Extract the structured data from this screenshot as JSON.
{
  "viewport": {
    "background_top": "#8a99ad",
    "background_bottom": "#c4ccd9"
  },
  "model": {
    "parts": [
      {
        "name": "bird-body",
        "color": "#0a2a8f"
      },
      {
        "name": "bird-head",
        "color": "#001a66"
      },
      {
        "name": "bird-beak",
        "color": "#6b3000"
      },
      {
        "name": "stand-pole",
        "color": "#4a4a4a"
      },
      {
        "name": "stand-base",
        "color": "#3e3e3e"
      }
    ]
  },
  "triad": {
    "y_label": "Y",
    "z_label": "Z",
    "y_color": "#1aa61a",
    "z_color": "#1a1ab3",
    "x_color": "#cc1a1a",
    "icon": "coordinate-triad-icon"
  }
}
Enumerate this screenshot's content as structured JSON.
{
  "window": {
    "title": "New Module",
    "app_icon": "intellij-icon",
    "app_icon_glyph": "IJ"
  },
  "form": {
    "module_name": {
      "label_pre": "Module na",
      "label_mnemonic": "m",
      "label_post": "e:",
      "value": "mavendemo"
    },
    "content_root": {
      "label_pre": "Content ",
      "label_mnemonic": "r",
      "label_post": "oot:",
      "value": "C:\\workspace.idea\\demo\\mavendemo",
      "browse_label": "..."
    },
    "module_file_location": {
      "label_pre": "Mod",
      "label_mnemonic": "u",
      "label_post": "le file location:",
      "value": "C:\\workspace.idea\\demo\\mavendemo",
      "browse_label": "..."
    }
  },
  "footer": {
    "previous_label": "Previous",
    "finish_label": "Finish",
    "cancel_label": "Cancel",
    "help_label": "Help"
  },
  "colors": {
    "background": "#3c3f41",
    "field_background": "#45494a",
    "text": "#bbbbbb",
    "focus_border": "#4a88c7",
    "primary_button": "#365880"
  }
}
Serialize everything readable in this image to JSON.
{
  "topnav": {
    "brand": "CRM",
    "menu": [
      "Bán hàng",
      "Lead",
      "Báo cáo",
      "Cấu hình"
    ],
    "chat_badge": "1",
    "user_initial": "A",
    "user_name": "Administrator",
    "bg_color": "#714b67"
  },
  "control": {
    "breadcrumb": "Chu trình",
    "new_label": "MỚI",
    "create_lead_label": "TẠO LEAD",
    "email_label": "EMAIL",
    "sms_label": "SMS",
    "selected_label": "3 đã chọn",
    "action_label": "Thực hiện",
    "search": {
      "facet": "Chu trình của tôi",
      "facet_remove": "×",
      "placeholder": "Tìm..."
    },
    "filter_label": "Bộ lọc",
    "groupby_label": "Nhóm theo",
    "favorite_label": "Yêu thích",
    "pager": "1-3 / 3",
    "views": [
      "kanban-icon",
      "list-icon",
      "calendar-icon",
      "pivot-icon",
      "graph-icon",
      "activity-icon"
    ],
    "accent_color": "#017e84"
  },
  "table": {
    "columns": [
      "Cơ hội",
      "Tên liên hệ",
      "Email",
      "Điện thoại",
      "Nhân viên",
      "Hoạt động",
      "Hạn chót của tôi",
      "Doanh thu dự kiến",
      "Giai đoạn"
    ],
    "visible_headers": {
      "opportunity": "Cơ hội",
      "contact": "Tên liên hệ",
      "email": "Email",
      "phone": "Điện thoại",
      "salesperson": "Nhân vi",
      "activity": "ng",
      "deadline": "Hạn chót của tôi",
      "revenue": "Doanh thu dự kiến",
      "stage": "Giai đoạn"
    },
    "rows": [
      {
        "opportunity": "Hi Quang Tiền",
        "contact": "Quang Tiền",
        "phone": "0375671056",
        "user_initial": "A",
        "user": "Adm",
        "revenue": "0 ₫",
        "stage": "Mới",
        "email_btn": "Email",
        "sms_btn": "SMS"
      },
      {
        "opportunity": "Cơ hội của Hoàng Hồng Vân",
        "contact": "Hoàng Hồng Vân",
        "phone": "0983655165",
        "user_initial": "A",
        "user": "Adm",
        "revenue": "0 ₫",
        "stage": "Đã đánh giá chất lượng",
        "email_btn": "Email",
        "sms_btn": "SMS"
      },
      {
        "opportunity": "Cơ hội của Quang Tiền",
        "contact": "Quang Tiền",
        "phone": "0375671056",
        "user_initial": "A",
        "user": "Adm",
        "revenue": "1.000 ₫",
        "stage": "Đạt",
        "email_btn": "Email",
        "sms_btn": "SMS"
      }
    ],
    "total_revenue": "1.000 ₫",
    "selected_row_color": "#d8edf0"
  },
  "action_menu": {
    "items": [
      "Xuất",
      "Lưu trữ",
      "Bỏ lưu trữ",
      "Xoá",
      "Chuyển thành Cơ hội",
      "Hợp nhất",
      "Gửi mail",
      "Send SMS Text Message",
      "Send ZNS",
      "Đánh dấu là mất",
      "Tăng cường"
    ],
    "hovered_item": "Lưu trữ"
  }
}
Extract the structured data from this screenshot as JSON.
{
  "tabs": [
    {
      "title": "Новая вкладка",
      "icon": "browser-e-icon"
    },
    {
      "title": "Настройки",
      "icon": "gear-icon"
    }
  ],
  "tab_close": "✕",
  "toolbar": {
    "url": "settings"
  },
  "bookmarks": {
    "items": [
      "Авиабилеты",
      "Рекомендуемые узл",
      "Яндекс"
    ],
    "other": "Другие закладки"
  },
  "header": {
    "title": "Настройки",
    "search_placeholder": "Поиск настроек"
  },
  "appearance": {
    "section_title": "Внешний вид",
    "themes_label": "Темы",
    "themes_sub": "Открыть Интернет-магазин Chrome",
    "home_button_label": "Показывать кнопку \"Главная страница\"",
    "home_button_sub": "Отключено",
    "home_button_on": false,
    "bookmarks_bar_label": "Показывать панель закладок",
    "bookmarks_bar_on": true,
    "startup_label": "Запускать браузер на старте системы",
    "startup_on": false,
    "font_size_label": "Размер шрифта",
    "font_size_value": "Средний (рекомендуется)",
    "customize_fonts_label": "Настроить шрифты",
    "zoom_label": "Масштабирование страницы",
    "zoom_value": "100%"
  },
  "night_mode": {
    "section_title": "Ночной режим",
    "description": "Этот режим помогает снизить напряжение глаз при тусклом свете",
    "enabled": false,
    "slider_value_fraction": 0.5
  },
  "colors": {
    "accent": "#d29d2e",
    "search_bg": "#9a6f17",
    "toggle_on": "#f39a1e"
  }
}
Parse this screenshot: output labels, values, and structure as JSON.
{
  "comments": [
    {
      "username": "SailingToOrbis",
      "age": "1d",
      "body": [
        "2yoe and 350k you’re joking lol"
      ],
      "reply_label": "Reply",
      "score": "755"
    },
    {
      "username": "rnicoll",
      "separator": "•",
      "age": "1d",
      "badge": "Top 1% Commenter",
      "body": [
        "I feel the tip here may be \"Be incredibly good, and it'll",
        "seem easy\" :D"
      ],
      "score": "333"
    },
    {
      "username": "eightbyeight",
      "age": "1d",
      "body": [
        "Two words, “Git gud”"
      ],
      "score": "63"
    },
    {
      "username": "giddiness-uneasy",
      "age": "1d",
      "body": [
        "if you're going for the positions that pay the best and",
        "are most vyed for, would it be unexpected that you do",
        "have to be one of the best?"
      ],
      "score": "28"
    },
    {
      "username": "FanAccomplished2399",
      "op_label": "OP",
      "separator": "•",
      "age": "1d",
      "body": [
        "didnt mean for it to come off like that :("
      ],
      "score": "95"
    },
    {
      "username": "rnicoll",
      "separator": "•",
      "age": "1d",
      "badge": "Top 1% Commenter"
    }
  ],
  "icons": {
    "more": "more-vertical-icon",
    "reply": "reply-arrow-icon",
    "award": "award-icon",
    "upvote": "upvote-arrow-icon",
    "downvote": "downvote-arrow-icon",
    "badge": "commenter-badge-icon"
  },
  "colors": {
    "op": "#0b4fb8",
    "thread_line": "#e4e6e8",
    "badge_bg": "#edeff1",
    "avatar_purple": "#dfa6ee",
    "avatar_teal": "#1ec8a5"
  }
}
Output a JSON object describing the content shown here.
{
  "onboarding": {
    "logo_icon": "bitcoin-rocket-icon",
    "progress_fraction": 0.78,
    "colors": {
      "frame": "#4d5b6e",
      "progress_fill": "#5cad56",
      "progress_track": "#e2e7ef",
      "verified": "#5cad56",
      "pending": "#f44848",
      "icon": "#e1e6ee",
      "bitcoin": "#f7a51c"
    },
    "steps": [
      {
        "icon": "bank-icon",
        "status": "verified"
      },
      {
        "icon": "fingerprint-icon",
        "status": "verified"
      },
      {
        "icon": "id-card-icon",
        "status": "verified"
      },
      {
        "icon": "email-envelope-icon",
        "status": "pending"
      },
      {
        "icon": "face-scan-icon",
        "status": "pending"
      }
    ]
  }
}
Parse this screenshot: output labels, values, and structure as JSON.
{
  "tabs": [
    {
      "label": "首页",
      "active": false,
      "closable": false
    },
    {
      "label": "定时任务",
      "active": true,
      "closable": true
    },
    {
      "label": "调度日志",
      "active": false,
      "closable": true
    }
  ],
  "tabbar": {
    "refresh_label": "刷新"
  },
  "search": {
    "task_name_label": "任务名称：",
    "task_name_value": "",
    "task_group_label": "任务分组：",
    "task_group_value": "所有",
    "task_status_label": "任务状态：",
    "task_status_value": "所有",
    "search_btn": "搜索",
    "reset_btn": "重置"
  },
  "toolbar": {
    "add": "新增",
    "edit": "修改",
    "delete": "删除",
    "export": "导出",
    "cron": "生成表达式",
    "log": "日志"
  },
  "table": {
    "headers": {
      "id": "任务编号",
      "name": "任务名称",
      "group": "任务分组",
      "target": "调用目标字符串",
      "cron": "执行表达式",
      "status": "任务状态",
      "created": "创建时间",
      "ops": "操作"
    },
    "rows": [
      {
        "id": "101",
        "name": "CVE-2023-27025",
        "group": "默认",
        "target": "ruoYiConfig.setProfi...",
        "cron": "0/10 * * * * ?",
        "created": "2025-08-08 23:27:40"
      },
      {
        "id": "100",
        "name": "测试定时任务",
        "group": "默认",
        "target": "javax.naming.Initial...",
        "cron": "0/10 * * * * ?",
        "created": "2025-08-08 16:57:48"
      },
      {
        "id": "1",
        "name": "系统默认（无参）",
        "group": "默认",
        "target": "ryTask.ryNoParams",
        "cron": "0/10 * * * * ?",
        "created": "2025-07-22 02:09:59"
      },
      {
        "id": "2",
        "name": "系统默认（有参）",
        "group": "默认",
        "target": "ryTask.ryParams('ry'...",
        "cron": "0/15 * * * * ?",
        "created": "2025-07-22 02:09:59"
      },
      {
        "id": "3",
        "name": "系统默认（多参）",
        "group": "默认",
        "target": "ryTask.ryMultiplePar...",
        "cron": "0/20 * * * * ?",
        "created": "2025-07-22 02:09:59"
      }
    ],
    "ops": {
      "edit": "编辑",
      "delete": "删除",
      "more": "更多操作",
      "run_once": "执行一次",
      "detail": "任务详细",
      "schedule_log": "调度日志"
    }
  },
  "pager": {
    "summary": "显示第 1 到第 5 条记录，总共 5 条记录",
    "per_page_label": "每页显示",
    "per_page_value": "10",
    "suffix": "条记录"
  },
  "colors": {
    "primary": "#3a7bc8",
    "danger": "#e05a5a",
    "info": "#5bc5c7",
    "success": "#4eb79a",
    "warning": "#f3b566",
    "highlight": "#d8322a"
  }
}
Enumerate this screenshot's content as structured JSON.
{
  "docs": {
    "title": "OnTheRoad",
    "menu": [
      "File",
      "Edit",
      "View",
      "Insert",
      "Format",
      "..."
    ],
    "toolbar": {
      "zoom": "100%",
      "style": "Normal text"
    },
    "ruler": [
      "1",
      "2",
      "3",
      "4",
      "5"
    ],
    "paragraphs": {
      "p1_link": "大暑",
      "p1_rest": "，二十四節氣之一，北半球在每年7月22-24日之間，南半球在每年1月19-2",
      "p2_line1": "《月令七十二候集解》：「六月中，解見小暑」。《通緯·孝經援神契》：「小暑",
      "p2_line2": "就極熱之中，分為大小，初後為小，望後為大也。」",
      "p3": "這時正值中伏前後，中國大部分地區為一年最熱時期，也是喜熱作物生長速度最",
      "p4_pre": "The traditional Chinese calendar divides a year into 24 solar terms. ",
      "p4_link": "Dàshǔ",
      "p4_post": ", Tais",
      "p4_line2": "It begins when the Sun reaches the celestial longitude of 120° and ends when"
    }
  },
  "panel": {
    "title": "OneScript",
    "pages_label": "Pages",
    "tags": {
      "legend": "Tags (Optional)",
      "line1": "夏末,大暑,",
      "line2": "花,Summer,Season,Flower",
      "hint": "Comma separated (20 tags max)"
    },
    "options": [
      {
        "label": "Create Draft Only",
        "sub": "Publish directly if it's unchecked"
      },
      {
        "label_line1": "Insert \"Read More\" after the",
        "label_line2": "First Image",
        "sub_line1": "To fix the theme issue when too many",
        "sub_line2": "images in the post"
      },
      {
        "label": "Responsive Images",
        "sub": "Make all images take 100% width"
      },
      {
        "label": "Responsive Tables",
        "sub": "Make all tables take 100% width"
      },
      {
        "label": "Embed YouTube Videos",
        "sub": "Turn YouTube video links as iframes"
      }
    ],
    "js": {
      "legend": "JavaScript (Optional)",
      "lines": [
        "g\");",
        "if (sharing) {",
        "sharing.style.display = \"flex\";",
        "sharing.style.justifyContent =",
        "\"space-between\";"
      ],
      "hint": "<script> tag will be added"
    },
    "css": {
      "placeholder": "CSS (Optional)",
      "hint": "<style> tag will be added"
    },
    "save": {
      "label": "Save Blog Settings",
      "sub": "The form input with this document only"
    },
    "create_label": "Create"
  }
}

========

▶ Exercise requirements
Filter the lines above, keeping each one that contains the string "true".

▶ Response
    "bookmarks_bar_on": true,
      "active": true,
      "closable": true
      "closable": true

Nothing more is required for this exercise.